 Q: Obviously football is a pretty emotional game. We've heard even Bill Belichick say that playing with emotion is good. But on the broadcast again the other day during the goal line situation they talked again about how you're emoting a lot. Do you have to be careful that when you do get a little emotional that you're not like showing up your teammates and coaches and stuff?

 MJ: I think it's a big part of the game, playing with passion and emotion. I think the best players on every team do that. You can't let it affect your next play, that's the biggest thing. Which it hasn't. It's all about fixing the things that pop up in a game, right? So sometimes when they're reoccurring, we just want to fix them and move on to the next play. That's something that definitely that's who I am and that's how I've always been. I want to just be a great teammate however I can be and be a leader too. You want to show positivity as well. When we do things well, I try to do that. We want to do more things well and try to fix the things that we're working through. That's all you can do. It's a game. It shows that you care. I think we have guys that care on our team. I definitely care. So that's important to me. 

And there you have it. Like that guy in a job interview being asked what his greatest shortcoming is, Jones's answer is he cares too much. Sometimes he takes the job too seriously.
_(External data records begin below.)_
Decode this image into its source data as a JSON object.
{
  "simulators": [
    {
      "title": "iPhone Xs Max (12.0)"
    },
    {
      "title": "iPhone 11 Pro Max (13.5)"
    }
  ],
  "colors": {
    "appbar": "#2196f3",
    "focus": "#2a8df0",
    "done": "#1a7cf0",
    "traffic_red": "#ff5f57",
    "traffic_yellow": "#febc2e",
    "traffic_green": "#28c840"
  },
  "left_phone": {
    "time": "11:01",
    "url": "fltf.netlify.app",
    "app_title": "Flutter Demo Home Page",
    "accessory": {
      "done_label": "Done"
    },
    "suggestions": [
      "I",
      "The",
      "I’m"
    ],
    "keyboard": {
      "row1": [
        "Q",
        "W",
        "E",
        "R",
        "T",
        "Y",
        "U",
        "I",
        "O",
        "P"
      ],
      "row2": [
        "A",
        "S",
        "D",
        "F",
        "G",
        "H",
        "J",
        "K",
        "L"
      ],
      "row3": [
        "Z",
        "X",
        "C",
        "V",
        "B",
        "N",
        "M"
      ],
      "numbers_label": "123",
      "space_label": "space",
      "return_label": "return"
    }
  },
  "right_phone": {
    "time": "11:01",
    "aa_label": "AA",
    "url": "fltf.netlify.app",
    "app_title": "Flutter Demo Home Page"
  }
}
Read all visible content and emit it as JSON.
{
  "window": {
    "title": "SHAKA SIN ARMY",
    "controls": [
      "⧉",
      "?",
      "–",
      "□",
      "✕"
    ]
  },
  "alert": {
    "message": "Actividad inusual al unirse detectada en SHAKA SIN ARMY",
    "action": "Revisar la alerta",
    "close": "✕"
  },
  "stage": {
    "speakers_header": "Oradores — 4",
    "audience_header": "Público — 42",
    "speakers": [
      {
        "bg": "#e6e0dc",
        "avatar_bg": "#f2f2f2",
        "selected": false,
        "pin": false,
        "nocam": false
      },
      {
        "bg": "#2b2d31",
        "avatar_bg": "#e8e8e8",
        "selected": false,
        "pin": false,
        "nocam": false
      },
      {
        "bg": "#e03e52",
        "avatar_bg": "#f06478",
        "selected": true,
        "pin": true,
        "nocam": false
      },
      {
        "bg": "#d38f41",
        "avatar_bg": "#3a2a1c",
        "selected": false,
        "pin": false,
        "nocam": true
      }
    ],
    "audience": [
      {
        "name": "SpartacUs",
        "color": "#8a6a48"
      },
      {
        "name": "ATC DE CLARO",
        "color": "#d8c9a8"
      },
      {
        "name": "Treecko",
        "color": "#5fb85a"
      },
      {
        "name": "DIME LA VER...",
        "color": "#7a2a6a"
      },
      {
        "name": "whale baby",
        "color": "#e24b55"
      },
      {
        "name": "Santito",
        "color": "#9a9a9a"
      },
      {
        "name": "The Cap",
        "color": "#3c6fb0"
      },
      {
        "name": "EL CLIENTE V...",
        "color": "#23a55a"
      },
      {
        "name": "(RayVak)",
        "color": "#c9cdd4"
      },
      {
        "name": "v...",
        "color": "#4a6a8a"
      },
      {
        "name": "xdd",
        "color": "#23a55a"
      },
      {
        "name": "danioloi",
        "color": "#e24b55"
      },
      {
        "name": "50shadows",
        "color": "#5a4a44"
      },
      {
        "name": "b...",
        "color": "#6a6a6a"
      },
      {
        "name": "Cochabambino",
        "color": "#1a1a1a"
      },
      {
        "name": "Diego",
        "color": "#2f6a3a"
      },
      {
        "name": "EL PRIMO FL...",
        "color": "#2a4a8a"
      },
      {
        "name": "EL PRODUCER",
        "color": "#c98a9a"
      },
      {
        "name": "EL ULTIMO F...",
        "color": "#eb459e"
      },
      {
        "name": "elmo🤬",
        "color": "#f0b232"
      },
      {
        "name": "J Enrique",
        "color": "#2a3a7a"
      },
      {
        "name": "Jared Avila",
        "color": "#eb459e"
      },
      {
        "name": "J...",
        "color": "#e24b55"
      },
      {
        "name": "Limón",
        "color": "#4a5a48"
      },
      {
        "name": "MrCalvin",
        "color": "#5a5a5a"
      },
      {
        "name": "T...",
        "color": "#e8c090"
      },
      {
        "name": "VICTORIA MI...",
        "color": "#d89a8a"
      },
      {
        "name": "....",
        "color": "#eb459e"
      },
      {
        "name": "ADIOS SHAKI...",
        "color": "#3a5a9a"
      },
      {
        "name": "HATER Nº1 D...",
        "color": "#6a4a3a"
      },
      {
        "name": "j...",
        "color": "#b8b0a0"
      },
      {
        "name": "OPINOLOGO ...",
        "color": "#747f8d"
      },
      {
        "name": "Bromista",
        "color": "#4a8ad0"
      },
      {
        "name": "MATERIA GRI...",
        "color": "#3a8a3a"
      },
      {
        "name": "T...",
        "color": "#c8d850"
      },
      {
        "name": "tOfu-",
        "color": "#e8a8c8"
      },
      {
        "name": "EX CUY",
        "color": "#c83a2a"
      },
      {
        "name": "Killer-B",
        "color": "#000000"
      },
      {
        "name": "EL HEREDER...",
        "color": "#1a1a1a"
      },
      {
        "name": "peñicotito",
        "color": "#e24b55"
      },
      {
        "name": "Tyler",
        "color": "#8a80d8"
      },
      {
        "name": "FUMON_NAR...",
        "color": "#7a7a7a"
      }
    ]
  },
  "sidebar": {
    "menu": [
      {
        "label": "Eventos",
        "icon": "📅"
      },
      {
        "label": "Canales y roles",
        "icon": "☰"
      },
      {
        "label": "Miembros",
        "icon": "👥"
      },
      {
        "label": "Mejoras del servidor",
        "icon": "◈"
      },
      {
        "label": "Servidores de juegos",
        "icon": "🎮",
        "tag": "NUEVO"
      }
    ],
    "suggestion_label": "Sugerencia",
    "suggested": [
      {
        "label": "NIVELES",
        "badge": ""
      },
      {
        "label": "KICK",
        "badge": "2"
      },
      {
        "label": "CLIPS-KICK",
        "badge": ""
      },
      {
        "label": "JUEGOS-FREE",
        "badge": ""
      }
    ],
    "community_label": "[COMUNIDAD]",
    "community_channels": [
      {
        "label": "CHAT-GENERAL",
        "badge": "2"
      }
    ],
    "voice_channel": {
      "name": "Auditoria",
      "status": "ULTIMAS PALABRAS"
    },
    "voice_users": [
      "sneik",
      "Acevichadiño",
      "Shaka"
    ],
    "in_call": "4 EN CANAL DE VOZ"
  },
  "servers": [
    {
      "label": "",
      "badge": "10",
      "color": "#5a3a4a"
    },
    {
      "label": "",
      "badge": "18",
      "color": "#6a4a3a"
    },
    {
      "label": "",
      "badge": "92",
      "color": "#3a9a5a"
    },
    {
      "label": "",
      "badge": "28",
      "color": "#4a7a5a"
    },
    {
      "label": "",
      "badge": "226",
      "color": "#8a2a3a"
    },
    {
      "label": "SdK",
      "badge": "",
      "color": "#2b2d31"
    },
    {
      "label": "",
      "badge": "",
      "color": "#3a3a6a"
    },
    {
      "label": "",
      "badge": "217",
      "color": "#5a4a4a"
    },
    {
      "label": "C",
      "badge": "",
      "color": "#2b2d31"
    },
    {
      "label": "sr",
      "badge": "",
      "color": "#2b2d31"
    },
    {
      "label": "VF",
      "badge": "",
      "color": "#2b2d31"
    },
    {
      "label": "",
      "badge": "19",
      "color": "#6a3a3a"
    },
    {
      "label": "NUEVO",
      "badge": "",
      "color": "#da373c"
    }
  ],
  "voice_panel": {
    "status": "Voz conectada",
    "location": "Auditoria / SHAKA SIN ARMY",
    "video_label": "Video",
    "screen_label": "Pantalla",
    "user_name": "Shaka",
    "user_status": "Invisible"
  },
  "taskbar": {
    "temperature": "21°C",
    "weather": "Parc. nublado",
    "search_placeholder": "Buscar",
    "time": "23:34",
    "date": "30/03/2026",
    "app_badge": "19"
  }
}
He's a victim of his own high standards. His desire for perfection. Got it. 

All of which I'd be fine with if his approach produced better results. I'd be willing to give him more benefit of more doubts if there was a track record of his tirades turning into drives that finished in the end zone. That latest one during the 1st & goal from the 2 on Sunday led to a false start penalty negating a touchdown and produced a field goal against a defense that had given up a TD 14 straight times in those situations. He talks about how he's just trying to be a leader, and that's great. But his team hasn't responded positively to his angry rants all season. His stated goal of "fix them and move onto the next play" isn't working. So it seems to me the thing that most needs a "fix" is that. 

Group dynamics are a complex thing. They're hard to define, but understanding them is essential if you're ever going to achieve a bloody thing in this life. To use the cliche the people who practice recreational outrage on Twitter love to pull out when a joke offends them, you have to read the room. Losing your composure is never leadership. While you're screaming at your coaches, the other 10 guys in your huddle are left standing there waiting for you to gather yourself and inspire confidence the next play will work. It seems to me that's a lot of energy to expend that could better be spent focusing on the next play. 

I'm still a Team Mac Guy, and will remain so. All this is something we knew about him coming into the draft because Nick Saban admitted he had to talk to him about not flying off the handle when things didn't go right. He's still young. This season has been the most adversity he's faced in his college and pro career. And I truly believe soon enough he'll mature to the point this stops being a recurring theme. I'm all about the caring and the passion. But if you don't channel it properly, you're just a hysterical kid with a pissy face.